My research lies at the intersection of economic history and cultural economics. I am particularly interested in how historical experience shapes modern day China. By studying cotton textile production since 1300 AD, I show that premodern cotton textile production led to a decline in gender inequality and that this effect has persisted to this day. My other research includes empirical studies of the impact of state-sponsored persecutions on social capital, the effects of cultural distance on public goods provision, and the effects of affirmative action on educational attainment in the context of imperial China.


Current Research Papers

“High-Value Work and the Rise of Women: The Cotton Revolution and Gender Equality in China”, under review.

Abstract: This paper examines the relationship between gender-specific work opportunities and gender equality in China. Due to the use of new technology after 1300 AD, cotton textile production enabled women to earn high incomes while working at home. Using historical gazetteers, I exploit variation in premodern cotton textile production (1300-1840) across 1,489 counties and establish a robust negative relationship between high-value work opportunities for women in the past and sex ratio at birth in contemporary China. To overcome potential endogeneity in location, I instrument cotton textile production with a relative humidity index specific to suitability for cotton weaving. I find strong evidence that cotton textile production changed cultural beliefs about women's value, and its effects have persisted well beyond 1840 and endured in different political and economic regimes. The pattern of widow survival rates implies that an initial transition in beliefs about women can be traced back to at least 1600 AD. In addition, a history of cotton textile production leads to higher female labor force participation in pre-socialist China, more wives heading the household in socialist China, as well as less biased gender attitudes today.



“Autocratic Rule and Social Capital: Evidence from Imperial China”, with Mark Koyama

Abstract: How does autocratic rule shape social capital? To address this question, we study the impact of political persecutions in imperial China. Between 1660--1788, individuals were persecuted if they were suspected of possessing subversive attitudes towards the ruler. Using a difference-in-differences approach, we find that these persecutions led to an average decline of 38% in the number of charitable organizations in each subsequent decade. To investigate the long-run effect of persecutions, we analyze the impact they had on contemporary social capital. We find that persecutions are associated with lower levels of trust and greater political apathy. Examining the provision of local public goods in twentieth century China, we find that persecutions reduced social capital in both the short and the long-run.

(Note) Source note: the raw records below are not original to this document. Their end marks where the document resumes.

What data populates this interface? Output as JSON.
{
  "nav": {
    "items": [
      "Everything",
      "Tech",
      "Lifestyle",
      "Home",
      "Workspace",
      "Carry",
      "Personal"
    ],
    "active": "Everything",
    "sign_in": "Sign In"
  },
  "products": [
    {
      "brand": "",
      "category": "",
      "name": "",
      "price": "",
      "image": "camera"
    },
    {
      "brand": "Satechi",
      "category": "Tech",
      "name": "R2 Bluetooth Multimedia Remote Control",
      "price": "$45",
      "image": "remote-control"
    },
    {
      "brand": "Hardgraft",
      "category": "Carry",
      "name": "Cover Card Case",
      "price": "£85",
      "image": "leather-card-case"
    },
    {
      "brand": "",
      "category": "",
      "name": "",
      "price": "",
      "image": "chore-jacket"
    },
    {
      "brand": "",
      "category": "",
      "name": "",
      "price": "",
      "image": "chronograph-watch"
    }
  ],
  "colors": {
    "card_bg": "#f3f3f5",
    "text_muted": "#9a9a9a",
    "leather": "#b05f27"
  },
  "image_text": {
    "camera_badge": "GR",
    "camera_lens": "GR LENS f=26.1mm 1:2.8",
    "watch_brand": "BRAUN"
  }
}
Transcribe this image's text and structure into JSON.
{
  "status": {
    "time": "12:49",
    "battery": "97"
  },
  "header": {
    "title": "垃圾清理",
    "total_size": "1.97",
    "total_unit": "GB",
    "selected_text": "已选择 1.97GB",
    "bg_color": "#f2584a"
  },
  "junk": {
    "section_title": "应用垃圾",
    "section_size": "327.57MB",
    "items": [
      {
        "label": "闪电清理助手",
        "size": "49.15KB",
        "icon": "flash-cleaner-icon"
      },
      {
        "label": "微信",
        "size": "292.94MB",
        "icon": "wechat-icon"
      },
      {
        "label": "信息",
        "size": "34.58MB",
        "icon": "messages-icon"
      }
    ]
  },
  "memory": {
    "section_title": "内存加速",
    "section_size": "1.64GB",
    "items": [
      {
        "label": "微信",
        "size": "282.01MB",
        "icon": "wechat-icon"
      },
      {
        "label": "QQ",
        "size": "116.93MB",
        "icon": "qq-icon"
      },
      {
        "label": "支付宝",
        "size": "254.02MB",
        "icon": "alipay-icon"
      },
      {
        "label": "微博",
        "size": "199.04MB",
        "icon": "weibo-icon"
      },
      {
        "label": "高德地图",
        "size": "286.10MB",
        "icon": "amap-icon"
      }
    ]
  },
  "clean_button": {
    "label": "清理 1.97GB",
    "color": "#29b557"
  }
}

These results provide evidence of a vicious cycle whereby autocratic rule becomes entrenched through a permanent decline in social capital.


“Friends from Afar: Migration, Cultural Proximity and Primary Schooling in Lower Yangzi, 1850-1949", with Yu Hao, Explorations in Economic History 2017, 62 (1).

“Raising Dragons”, with John Nye



Work in Progress

“Extreme Weather and a Culture of Violence”

 “The Short- and Long-Run Effects of Affirmative Action: Evidence from Imperial China”

“Aspiration and Education: The Persistence of Human Capital in China, 1368-2014”

“Heterogeneity in Treatment Effect of Unilateral Divorce Reforms”


I am going to be a postdoctoral

fellow at the Department of

Economics and the Center for

Economic History of

Northwestern University for

Academic Year  2017-2018.




Curriculum Vitae

SSRN Author Page